The Bowden Archives and Other Marginalia is situated in that empty space–a  silence of history   in that the art photography or photo art in Adelaide has been consistently  overlooked by  the  art historians.  The current book,   in building on an earlier one,  Abstract Photography: Re-evaluating Visual Poetics in Australian Modernism and Contemporary Practice by Gary Sauer-Thompson and Adam Dutkiewicz, is a contribution to a critical history of photography in Australia.  Continue reading

The Bowden Archives and other Marginalia

The Bowden Archives and other Marginalia  is the current working title of the  book of  my archival photographs from the 1980s that I have recently started to work on.

What unfolds in the book is a collage of images and writings. The collage-like writings and accompanying images stand at the margins of being systematically and/or instinctively ordered. Academic convention demands the former but in this case the memories of the past are  vague, diffuse or unspecific, slippery, emotional, ephemeral, elusive or indistinct. The  remembered changes are like a kaleidoscope in that the memories don’t  really have a pattern at all.

The narrative in the book  is  reinvented, combined in weird assemblages in that  the  pieces of the past are being superimposed in some new sense.

The turning point
The turning point
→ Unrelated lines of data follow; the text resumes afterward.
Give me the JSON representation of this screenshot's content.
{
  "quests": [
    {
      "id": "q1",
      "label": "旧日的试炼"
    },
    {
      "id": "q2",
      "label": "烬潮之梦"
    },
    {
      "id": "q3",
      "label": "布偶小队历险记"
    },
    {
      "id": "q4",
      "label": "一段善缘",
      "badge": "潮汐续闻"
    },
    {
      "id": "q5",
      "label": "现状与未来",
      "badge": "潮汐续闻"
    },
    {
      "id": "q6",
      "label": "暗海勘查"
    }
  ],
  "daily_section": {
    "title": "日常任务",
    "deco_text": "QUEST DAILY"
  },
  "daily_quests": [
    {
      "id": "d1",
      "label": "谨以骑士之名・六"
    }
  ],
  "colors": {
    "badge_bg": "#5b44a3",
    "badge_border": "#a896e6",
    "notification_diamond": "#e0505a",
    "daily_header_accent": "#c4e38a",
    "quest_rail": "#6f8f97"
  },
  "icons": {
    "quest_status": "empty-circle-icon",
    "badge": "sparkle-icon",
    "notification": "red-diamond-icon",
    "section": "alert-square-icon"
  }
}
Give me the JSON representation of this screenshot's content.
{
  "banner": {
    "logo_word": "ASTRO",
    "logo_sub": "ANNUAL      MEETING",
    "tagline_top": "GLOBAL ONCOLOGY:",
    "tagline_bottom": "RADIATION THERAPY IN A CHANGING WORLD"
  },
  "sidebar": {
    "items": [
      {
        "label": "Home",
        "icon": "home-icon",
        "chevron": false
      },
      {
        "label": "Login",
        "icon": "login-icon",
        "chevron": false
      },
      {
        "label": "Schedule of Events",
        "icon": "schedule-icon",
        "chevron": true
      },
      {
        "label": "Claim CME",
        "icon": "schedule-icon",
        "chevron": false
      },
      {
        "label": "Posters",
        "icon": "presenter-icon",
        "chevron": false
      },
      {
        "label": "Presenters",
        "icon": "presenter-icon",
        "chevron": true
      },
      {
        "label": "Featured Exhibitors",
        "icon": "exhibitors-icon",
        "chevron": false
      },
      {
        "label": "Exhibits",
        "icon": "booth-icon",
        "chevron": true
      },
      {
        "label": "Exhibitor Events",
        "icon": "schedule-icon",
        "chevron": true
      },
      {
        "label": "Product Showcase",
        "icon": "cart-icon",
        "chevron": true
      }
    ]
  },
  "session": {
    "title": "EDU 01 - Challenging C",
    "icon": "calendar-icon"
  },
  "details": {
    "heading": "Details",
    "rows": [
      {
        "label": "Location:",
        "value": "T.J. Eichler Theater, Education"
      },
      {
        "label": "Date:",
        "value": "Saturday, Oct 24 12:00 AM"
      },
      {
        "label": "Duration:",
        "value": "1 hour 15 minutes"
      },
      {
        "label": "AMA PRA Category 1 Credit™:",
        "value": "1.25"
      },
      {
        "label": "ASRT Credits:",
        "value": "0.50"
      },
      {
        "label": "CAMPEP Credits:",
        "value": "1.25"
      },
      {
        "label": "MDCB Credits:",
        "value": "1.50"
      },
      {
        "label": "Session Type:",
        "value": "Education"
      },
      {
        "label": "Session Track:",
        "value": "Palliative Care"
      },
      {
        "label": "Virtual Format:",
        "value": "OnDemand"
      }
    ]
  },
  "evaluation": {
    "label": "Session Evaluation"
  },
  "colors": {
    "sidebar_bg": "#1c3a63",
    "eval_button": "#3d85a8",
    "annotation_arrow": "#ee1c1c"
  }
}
The reason for this approach is that I don’t have a clear memory of my photographic  past,    cannot recall  my thinking about my photography of that period, ands have no awareness  of  how I was assessing the material on photography that I was reading.  So I have to reconstruct  or reassemble my experiences   from various materials. The result is that  different pieces of things that are gathered into a single context.

The past survives however much one tries to drive it down and away from one’s consciousness. It rears up provoked by something overheard or a scene, a place, an object, a tune, a scent even. It is inescapable.  Place and landscape are always centred on the person(al) and articulated differently in each case in a series of connections through remembered/forgotten place-times.

Continue reading